Task description: Report each line of the entries below that includes "need".

Provided data: Begin

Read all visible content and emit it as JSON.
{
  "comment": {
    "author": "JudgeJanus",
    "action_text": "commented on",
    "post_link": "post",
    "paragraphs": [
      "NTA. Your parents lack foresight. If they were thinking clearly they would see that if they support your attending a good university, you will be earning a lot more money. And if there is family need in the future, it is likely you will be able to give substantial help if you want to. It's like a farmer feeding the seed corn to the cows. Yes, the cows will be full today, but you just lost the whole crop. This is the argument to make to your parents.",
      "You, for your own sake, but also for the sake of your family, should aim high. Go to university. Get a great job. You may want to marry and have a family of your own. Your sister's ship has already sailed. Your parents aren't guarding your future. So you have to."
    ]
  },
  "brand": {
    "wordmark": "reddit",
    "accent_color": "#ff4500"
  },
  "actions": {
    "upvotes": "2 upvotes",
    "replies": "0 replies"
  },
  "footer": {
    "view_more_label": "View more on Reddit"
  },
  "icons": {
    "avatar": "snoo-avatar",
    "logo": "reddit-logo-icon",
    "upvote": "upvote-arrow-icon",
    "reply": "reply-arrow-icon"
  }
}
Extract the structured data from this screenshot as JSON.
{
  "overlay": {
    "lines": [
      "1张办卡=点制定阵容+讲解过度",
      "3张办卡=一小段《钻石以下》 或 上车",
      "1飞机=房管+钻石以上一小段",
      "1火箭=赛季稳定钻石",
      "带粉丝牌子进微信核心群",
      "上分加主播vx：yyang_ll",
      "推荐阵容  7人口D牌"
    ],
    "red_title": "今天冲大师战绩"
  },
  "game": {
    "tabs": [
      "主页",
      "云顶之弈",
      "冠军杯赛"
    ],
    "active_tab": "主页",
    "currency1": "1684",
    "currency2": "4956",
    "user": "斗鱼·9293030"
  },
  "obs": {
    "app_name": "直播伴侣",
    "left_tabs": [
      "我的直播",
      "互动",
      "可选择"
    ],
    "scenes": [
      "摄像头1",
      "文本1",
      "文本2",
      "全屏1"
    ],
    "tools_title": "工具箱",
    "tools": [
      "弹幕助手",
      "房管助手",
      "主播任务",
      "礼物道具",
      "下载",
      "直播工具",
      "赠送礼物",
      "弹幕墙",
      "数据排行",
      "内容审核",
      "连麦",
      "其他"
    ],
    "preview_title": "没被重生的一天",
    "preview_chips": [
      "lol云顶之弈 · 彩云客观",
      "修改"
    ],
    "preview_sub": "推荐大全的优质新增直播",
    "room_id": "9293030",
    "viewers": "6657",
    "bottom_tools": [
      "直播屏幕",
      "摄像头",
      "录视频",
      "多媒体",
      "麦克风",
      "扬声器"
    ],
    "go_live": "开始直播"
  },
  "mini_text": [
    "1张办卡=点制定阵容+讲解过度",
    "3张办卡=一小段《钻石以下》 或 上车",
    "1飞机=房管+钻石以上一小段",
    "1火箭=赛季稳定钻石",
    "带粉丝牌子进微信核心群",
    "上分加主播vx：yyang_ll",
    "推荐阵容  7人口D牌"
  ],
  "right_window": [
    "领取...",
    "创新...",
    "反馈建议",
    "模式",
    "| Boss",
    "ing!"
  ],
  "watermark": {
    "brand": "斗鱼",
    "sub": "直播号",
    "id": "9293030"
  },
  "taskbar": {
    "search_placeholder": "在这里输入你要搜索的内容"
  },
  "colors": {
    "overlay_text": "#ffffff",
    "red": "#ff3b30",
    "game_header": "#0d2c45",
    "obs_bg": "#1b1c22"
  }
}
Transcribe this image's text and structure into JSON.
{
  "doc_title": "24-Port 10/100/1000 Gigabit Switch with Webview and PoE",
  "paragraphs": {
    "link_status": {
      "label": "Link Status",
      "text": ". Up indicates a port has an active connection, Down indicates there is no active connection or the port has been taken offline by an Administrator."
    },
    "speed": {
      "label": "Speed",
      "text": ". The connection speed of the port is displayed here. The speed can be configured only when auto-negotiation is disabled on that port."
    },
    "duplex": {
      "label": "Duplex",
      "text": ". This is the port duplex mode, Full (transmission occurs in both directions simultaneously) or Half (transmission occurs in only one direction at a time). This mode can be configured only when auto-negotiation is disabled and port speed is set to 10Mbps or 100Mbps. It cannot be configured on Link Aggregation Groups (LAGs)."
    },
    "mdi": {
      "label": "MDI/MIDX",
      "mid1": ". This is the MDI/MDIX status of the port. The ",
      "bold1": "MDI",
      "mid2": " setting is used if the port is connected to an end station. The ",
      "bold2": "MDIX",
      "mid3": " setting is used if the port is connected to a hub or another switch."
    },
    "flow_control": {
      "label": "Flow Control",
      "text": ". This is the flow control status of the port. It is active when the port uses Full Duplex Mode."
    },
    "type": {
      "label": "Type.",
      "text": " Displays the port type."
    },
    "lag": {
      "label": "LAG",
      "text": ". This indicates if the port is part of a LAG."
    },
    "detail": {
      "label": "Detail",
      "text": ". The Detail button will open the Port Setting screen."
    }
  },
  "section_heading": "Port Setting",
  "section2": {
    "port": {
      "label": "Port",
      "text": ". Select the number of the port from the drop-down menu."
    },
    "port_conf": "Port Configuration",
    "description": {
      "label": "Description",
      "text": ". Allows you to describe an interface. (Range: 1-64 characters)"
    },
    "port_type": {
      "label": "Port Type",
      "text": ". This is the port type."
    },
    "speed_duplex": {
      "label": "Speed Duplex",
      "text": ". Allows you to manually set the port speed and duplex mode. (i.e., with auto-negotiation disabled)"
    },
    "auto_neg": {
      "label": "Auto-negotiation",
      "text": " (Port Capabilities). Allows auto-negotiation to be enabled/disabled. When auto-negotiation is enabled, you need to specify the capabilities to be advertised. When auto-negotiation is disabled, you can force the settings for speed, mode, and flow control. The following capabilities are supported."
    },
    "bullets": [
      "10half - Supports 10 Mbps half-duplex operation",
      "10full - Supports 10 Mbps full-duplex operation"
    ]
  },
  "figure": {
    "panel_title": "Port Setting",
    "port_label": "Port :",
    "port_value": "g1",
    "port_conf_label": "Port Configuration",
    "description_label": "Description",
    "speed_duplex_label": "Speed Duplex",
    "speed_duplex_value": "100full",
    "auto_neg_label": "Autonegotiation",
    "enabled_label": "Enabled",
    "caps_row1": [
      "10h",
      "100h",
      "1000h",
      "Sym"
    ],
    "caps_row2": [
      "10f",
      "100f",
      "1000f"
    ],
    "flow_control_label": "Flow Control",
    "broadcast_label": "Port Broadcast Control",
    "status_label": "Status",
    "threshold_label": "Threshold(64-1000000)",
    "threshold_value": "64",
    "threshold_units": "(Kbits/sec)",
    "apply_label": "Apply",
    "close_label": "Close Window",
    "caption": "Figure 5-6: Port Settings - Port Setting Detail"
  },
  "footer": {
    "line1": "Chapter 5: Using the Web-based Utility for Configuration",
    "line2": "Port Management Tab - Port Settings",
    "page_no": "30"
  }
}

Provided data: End

Response to this task:
      "NTA. Your parents lack foresight. If they were thinking clearly they would see that if they support your attending a good university, you will be earning a lot more money. And if there is family need in the future, it is likely you will be able to give substantial help if you want to. It's like a farmer feeding the seed corn to the cows. Yes, the cows will be full today, but you just lost the whole crop. This is the argument to make to your parents.",
      "text": " (Port Capabilities). Allows auto-negotiation to be enabled/disabled. When auto-negotiation is enabled, you need to specify the capabilities to be advertised. When auto-negotiation is disabled, you can force the settings for speed, mode, and flow control. The following capabilities are supported."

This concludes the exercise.